Today, when I look through the contacts in my iPhone, I think about the relationships stored there, what they represent, and what they mean to me, my life and my career growth.
My mentors gave me tough love, reality checks, advice and counsel at critical moments. None of them were formally approached to be my mentors. Instead, they were relationships that I cultivated over time and developed true chemistry and connection with so I could authentically ask them for advice. In each case, I also brought something to the table: a fresh eye on their company website, an objective rewrite of their bio.
If you are searching for mentors to help you advance your career, whatever your skills are (even early in your career) make sure you’re not just asking, but you are also giving. Here are some ways to set yourself up for a lifetime of learning:
Align your goals and what you want to accomplish with relationships that support your vision
I’ve had people approach me with very specific asks: can you help me with my presentation skills?

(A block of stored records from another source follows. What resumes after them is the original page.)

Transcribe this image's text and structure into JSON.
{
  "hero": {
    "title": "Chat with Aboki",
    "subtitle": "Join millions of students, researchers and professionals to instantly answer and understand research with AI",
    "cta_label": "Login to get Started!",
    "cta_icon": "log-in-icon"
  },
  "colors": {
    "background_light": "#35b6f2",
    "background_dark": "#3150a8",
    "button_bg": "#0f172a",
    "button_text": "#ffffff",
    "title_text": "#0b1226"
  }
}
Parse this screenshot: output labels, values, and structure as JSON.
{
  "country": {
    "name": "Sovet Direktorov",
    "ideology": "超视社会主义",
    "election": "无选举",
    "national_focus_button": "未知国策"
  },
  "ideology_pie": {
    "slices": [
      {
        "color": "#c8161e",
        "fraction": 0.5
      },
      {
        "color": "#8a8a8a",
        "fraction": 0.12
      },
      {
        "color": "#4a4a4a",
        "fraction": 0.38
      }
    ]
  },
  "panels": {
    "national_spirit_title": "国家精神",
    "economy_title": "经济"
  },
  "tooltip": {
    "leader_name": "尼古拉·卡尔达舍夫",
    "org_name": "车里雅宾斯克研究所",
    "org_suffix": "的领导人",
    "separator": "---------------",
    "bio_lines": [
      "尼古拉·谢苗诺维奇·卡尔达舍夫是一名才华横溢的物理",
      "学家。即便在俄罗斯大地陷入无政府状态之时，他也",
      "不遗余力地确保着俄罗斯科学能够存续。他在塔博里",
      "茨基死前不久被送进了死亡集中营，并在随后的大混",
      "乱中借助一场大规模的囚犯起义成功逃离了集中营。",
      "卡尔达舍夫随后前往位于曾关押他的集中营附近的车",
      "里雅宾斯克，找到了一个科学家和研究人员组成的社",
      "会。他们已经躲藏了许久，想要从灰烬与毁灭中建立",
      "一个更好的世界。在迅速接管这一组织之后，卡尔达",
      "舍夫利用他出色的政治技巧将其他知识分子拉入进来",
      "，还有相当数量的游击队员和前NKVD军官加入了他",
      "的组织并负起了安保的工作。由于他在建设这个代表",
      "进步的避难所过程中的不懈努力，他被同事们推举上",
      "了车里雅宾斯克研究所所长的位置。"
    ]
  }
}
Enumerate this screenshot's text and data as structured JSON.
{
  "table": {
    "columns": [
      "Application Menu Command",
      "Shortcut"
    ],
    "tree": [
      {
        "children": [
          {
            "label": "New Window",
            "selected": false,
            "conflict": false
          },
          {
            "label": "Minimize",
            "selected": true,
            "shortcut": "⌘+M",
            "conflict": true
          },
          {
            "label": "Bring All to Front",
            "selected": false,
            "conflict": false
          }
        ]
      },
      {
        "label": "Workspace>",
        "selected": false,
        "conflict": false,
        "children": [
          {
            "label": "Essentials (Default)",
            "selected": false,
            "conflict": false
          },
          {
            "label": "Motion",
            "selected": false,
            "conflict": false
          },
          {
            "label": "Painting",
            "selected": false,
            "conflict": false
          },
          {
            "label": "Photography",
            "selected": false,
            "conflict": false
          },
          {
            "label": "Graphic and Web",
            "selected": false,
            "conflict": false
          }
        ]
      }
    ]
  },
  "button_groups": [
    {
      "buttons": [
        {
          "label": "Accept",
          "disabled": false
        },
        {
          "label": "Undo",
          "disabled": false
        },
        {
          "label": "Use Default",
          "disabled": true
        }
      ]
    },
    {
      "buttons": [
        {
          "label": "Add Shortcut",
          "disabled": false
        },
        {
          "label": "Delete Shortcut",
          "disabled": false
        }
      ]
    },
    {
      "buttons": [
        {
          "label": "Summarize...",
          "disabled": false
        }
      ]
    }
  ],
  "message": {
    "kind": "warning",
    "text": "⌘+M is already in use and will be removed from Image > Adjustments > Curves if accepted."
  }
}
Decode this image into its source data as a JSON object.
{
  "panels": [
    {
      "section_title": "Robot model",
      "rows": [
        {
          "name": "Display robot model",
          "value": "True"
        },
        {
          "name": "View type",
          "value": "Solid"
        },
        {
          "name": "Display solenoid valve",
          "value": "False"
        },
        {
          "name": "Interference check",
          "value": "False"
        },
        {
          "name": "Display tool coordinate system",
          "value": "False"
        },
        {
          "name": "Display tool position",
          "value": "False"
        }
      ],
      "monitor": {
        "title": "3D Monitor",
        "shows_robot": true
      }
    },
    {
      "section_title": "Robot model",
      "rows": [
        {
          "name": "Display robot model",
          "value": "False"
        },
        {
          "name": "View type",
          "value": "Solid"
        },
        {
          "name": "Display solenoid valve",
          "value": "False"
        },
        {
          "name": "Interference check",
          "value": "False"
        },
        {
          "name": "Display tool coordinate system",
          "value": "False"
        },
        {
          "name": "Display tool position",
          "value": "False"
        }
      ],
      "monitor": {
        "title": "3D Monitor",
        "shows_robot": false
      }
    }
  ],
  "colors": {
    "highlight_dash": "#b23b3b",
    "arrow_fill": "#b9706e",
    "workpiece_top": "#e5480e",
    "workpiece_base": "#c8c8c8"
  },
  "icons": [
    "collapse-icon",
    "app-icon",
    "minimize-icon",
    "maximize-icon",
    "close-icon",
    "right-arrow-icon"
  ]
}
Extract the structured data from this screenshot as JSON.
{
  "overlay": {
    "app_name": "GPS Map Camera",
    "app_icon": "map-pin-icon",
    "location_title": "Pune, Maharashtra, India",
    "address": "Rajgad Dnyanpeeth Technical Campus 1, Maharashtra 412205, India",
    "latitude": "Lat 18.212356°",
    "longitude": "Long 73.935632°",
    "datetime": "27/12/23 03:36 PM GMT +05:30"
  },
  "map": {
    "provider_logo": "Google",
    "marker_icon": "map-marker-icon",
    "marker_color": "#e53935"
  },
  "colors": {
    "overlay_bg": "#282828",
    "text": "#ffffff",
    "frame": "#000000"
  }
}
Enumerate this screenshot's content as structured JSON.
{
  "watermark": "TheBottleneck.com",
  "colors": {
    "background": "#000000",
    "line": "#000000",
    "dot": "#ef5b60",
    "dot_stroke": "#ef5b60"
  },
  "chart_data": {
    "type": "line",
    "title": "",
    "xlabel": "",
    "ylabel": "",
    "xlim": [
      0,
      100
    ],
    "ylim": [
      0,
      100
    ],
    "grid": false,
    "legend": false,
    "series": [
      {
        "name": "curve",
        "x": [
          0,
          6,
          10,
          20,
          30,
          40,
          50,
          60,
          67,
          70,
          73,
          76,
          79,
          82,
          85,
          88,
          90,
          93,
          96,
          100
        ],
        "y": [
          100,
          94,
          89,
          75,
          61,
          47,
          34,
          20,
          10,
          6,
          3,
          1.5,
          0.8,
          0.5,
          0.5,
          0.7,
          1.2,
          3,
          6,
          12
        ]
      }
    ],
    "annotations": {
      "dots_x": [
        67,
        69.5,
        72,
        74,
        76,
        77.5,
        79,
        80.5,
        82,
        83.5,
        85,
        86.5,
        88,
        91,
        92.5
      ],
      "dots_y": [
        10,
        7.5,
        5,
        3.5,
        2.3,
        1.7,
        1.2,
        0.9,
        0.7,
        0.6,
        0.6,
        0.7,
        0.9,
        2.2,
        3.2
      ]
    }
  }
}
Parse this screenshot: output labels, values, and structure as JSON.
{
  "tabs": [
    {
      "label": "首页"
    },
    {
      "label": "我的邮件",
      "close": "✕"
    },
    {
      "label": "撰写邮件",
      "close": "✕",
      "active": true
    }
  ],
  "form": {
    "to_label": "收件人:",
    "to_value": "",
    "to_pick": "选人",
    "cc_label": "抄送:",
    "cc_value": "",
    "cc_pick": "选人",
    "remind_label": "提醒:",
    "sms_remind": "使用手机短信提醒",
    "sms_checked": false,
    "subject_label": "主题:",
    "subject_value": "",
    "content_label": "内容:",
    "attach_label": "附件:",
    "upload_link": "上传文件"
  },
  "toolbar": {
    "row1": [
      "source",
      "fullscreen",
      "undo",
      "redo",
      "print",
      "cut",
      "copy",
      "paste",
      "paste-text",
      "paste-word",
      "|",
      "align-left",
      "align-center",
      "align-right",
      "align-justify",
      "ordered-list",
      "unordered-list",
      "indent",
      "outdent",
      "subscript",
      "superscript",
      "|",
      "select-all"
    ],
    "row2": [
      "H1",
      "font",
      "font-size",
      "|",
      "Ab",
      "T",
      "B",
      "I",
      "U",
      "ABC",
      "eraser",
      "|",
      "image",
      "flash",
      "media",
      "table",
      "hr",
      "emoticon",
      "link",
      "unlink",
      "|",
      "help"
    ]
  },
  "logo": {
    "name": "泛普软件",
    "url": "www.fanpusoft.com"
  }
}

This is a great example of a mentoring relationship that is focused on a specific skill…so it may have a shorter lifespan than other mentorships that may last for many years.
Don’t “cold call” a potential mentor who is a complete stranger. Instead, ask someone for coffee or lunch, get to know who they are and explain what your goals are and why you are seeking them out. For example: “I admire the way that you simplify complex concepts and communicate them to our shareholders. Would it be okay, if I occasionally reached out to you for advice when I’m working on something?”
Expand your network
If you are looking to tap into an existing network at a broader level, there are formal programs where you can be matched with a mentor. Many industry associations do this. For example, WIFS has a strong mentorship program for women in the financial services industry, and the Women President’s Organization has a powerful network of women members whose culture focuses on advocating for each other.
Understand the difference between a Sponsor and a Mentor
Having mentors and sponsors can help you propel your career forward. It’s important to know the difference between a sponsor and a mentor. Both are valuable. Mentors can help you develop. Sponsors help you advance. Sponsors are critical to your success and here’s what is tough…you don’t always know who they are. Your secret ingredient to get on a sponsor’s radar and have them working for you at those critical junctures in your career… is your personal brand.
Leverage your personal brand
How do you show up every day? As Amazon CEO Jeff Bezos said, “Your brand is what people say about you when you’re not in the room.” When you raise your hand for a tough project, take the extra initiative, work across the company, knock down barriers, celebrate others…all those things create sponsors and build your brand. Think of a sponsor this way: a group of senior leaders is in a room and they are building a team. They want the right people. Names start getting tossed around. Someone advocates for each member of that new team because of how those people are perceived and how they consistently show up.
And here’s the silver lining…the good karma. You get to pay it all back by being a mentor and a sponsor yourself. Nothing feels better than reflecting on who has helped you in your career and extending the hand to someone that may be that greener version of you, many paychecks ago. With mentorship and sponsorship, you can be part of a never-ending circle of gratitude.